- **ABOUT THIS TASK**
Here are some records. Repeat them all exactly.

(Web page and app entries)
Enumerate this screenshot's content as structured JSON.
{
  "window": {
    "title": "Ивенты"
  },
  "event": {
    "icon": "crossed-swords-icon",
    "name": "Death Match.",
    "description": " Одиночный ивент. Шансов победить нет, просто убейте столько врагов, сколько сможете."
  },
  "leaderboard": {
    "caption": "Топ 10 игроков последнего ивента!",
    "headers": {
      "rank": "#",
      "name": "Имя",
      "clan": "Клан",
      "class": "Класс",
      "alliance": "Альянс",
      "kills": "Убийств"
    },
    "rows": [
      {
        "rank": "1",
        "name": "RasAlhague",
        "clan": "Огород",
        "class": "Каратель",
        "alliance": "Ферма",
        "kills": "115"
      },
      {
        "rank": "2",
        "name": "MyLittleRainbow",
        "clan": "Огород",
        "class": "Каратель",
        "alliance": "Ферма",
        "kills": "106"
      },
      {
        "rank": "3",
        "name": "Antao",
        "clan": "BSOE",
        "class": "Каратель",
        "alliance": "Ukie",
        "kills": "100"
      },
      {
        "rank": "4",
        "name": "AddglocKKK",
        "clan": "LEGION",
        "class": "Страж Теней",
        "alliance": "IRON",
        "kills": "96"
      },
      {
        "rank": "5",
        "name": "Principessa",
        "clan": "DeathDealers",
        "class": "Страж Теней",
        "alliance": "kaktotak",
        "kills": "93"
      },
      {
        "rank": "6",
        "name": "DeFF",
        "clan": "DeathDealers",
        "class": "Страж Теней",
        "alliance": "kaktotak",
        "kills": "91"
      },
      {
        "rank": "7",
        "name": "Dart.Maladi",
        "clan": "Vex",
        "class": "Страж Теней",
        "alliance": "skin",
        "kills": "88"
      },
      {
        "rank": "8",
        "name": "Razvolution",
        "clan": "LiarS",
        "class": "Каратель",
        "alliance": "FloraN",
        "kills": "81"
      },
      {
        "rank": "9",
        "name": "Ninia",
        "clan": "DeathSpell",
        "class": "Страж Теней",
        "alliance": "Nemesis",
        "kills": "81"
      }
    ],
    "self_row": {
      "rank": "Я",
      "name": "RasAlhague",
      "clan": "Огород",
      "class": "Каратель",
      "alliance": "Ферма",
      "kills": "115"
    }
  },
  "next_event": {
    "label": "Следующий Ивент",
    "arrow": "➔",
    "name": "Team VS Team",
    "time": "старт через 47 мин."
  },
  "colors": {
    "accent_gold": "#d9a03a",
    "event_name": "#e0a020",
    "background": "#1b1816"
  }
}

- **EXERCISE RESULT**
Enumerate this screenshot's content as structured JSON.
{
  "window": {
    "title": "Ивенты"
  },
  "event": {
    "icon": "crossed-swords-icon",
    "name": "Death Match.",
    "description": " Одиночный ивент. Шансов победить нет, просто убейте столько врагов, сколько сможете."
  },
  "leaderboard": {
    "caption": "Топ 10 игроков последнего ивента!",
    "headers": {
      "rank": "#",
      "name": "Имя",
      "clan": "Клан",
      "class": "Класс",
      "alliance": "Альянс",
      "kills": "Убийств"
    },
    "rows": [
      {
        "rank": "1",
        "name": "RasAlhague",
        "clan": "Огород",
        "class": "Каратель",
        "alliance": "Ферма",
        "kills": "115"
      },
      {
        "rank": "2",
        "name": "MyLittleRainbow",
        "clan": "Огород",
        "class": "Каратель",
        "alliance": "Ферма",
        "kills": "106"
      },
      {
        "rank": "3",
        "name": "Antao",
        "clan": "BSOE",
        "class": "Каратель",
        "alliance": "Ukie",
        "kills": "100"
      },
      {
        "rank": "4",
        "name": "AddglocKKK",
        "clan": "LEGION",
        "class": "Страж Теней",
        "alliance": "IRON",
        "kills": "96"
      },
      {
        "rank": "5",
        "name": "Principessa",
        "clan": "DeathDealers",
        "class": "Страж Теней",
        "alliance": "kaktotak",
        "kills": "93"
      },
      {
        "rank": "6",
        "name": "DeFF",
        "clan": "DeathDealers",
        "class": "Страж Теней",
        "alliance": "kaktotak",
        "kills": "91"
      },
      {
        "rank": "7",
        "name": "Dart.Maladi",
        "clan": "Vex",
        "class": "Страж Теней",
        "alliance": "skin",
        "kills": "88"
      },
      {
        "rank": "8",
        "name": "Razvolution",
        "clan": "LiarS",
        "class": "Каратель",
        "alliance": "FloraN",
        "kills": "81"
      },
      {
        "rank": "9",
        "name": "Ninia",
        "clan": "DeathSpell",
        "class": "Страж Теней",
        "alliance": "Nemesis",
        "kills": "81"
      }
    ],
    "self_row": {
      "rank": "Я",
      "name": "RasAlhague",
      "clan": "Огород",
      "class": "Каратель",
      "alliance": "Ферма",
      "kills": "115"
    }
  },
  "next_event": {
    "label": "Следующий Ивент",
    "arrow": "➔",
    "name": "Team VS Team",
    "time": "старт через 47 мин."
  },
  "colors": {
    "accent_gold": "#d9a03a",
    "event_name": "#e0a020",
    "background": "#1b1816"
  }
}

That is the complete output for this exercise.